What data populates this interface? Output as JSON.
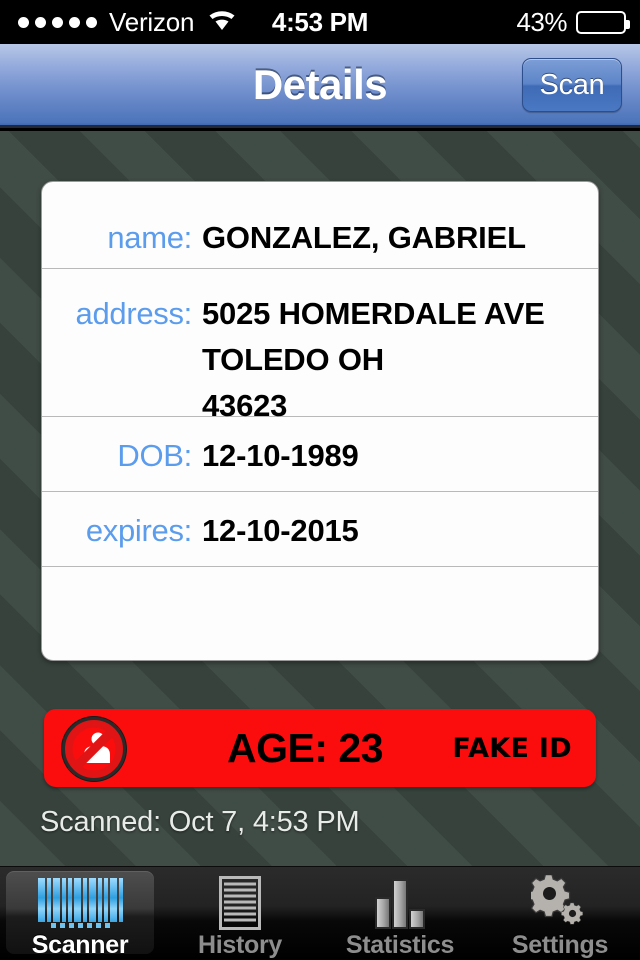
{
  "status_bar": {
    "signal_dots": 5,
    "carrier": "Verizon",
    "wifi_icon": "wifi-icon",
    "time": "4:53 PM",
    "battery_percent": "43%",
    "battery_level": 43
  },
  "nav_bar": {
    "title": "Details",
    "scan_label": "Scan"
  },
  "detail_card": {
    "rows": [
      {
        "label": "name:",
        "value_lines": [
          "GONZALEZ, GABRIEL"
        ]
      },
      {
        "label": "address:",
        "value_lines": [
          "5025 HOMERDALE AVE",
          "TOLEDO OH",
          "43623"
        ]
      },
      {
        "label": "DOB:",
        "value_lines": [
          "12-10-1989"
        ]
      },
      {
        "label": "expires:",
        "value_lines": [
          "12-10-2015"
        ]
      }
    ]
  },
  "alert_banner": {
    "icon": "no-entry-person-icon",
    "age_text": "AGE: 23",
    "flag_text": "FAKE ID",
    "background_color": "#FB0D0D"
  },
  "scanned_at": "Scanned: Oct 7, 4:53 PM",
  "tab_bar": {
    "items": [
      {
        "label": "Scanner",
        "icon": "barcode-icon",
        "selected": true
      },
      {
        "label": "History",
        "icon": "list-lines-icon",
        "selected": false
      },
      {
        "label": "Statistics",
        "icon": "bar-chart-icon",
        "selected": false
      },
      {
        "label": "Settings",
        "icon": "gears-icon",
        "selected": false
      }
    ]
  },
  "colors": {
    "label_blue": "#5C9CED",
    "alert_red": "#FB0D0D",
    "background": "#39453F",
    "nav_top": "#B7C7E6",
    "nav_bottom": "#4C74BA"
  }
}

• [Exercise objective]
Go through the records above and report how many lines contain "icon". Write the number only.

• [Your solution]
6